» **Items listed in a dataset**
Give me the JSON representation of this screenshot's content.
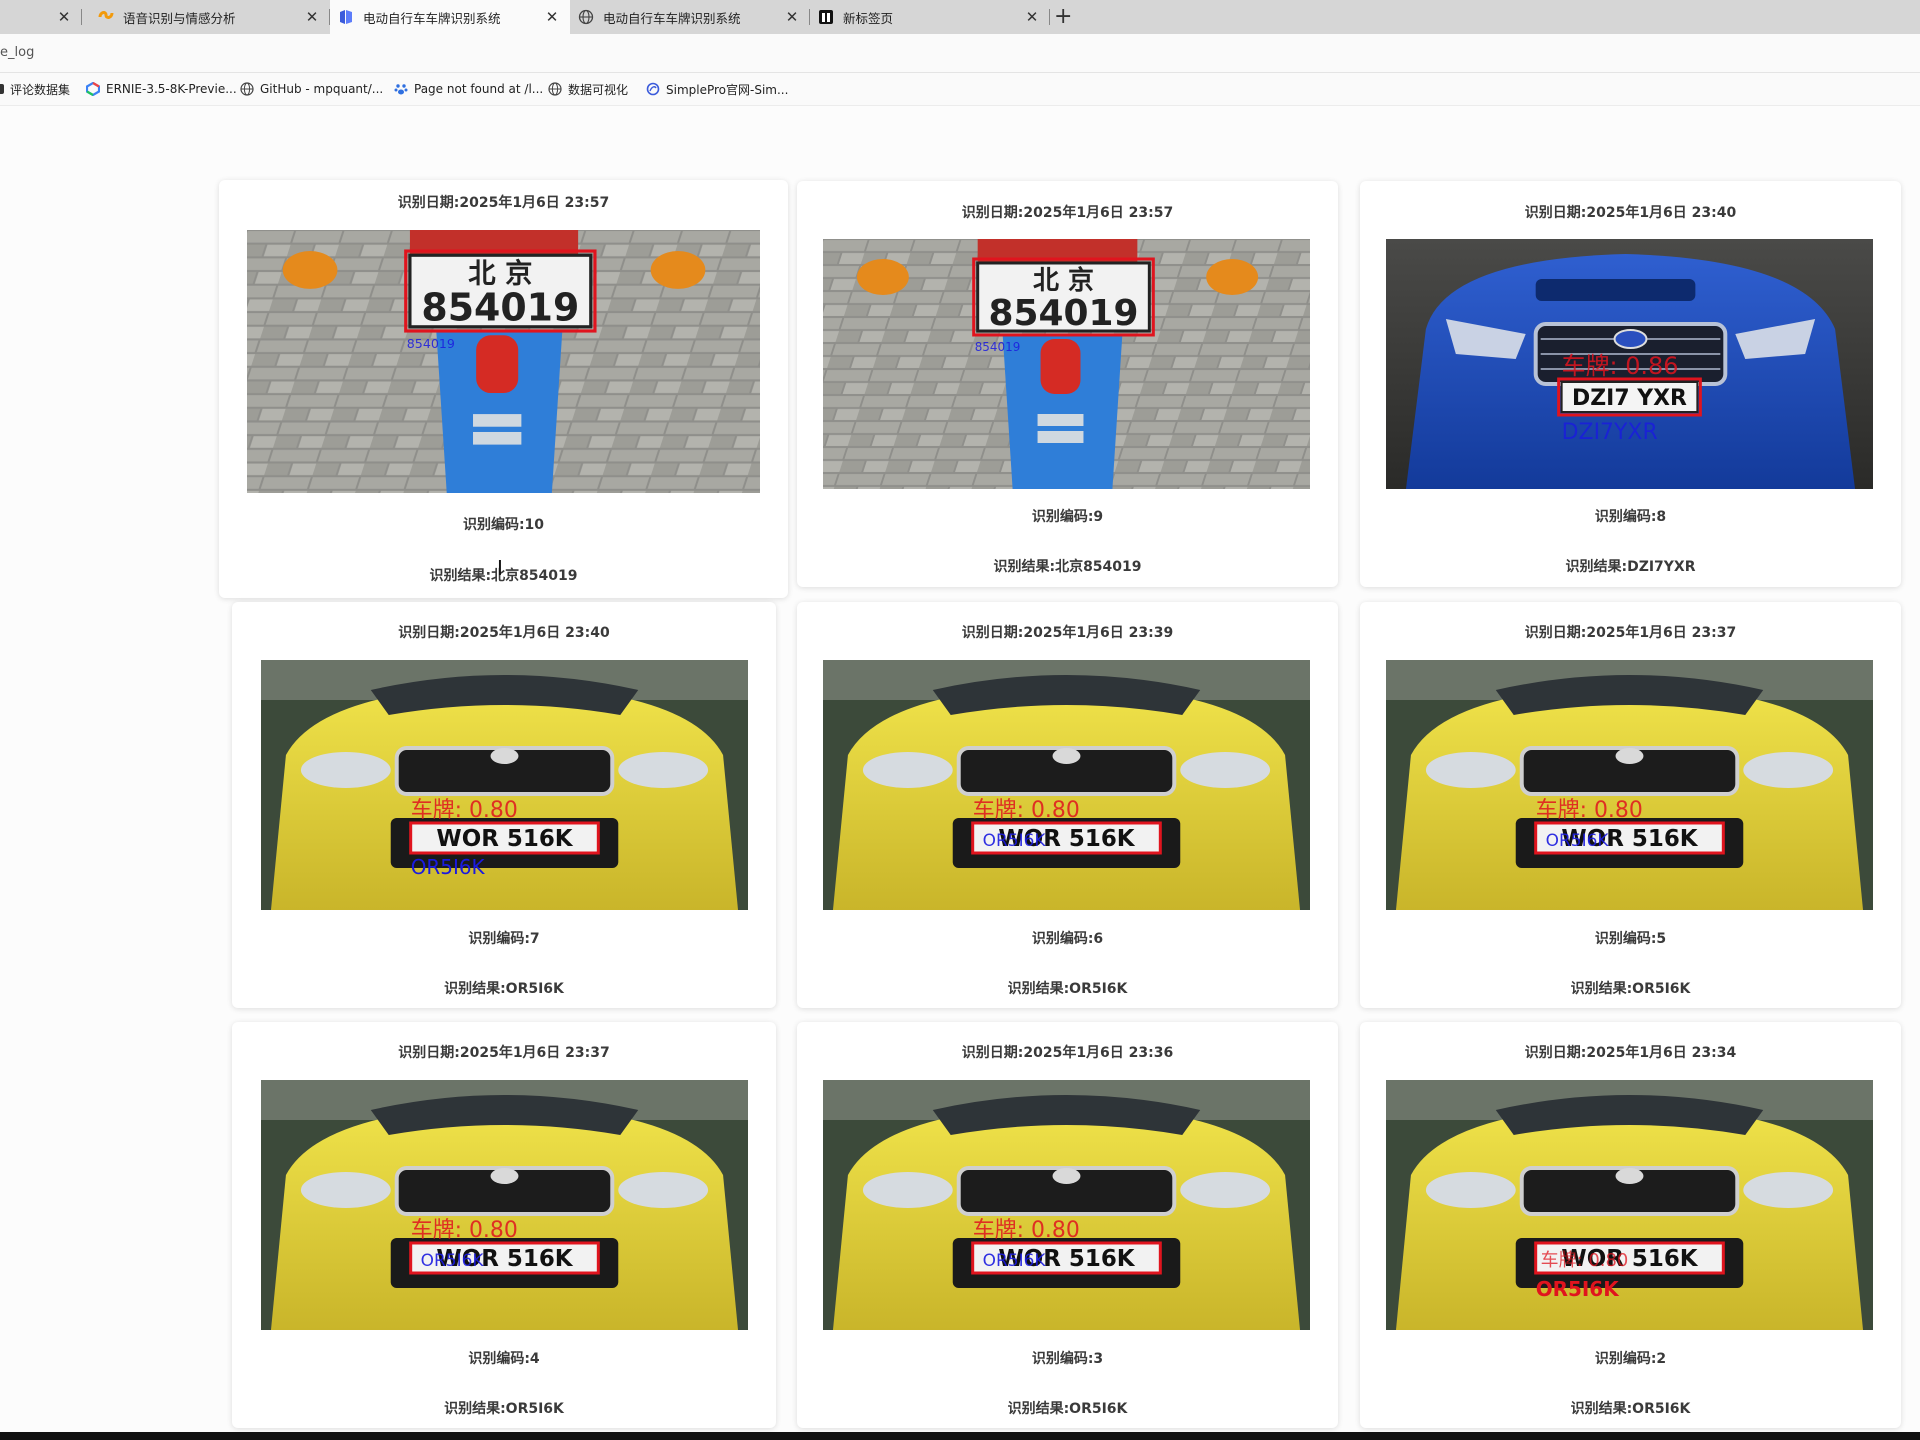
{
  "browser": {
    "tabs": [
      {
        "title": "语音识别与情感分析",
        "active": false
      },
      {
        "title": "电动自行车车牌识别系统",
        "active": true
      },
      {
        "title": "电动自行车车牌识别系统",
        "active": false
      },
      {
        "title": "新标签页",
        "active": false
      }
    ],
    "url": "e_log",
    "bookmarks": [
      {
        "label": "评论数据集"
      },
      {
        "label": "ERNIE-3.5-8K-Previe..."
      },
      {
        "label": "GitHub - mpquant/..."
      },
      {
        "label": "Page not found at /l..."
      },
      {
        "label": "数据可视化"
      },
      {
        "label": "SimplePro官网-Sim..."
      }
    ]
  },
  "records": [
    {
      "date": "识别日期:2025年1月6日 23:57",
      "code": "识别编码:10",
      "result": "识别结果:北京854019"
    },
    {
      "date": "识别日期:2025年1月6日 23:57",
      "code": "识别编码:9",
      "result": "识别结果:北京854019"
    },
    {
      "date": "识别日期:2025年1月6日 23:40",
      "code": "识别编码:8",
      "result": "识别结果:DZI7YXR"
    },
    {
      "date": "识别日期:2025年1月6日 23:40",
      "code": "识别编码:7",
      "result": "识别结果:OR5I6K"
    },
    {
      "date": "识别日期:2025年1月6日 23:39",
      "code": "识别编码:6",
      "result": "识别结果:OR5I6K"
    },
    {
      "date": "识别日期:2025年1月6日 23:37",
      "code": "识别编码:5",
      "result": "识别结果:OR5I6K"
    },
    {
      "date": "识别日期:2025年1月6日 23:37",
      "code": "识别编码:4",
      "result": "识别结果:OR5I6K"
    },
    {
      "date": "识别日期:2025年1月6日 23:36",
      "code": "识别编码:3",
      "result": "识别结果:OR5I6K"
    },
    {
      "date": "识别日期:2025年1月6日 23:34",
      "code": "识别编码:2",
      "result": "识别结果:OR5I6K"
    }
  ],
  "image_overlays": {
    "moto_plate_top": "北 京",
    "moto_plate_bottom": "854019",
    "uk_plate_blue": "DZI7 YXR",
    "uk_plate_blue_conf": "车牌: 0.86",
    "uk_plate_blue_read": "DZI7YXR",
    "uk_plate_yellow": "WOR 516K",
    "uk_plate_yellow_conf": "车牌: 0.80",
    "uk_plate_yellow_read": "OR5I6K"
  },
  "colors": {
    "detect_box": "#e0141e",
    "detect_text": "#1a1ae0"
  }
}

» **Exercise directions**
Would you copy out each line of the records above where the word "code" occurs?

» **Solution to the problem**
      "code": "识别编码:10",
      "code": "识别编码:9",
      "code": "识别编码:8",
      "code": "识别编码:7",
      "code": "识别编码:6",
      "code": "识别编码:5",
      "code": "识别编码:4",
      "code": "识别编码:3",
      "code": "识别编码:2",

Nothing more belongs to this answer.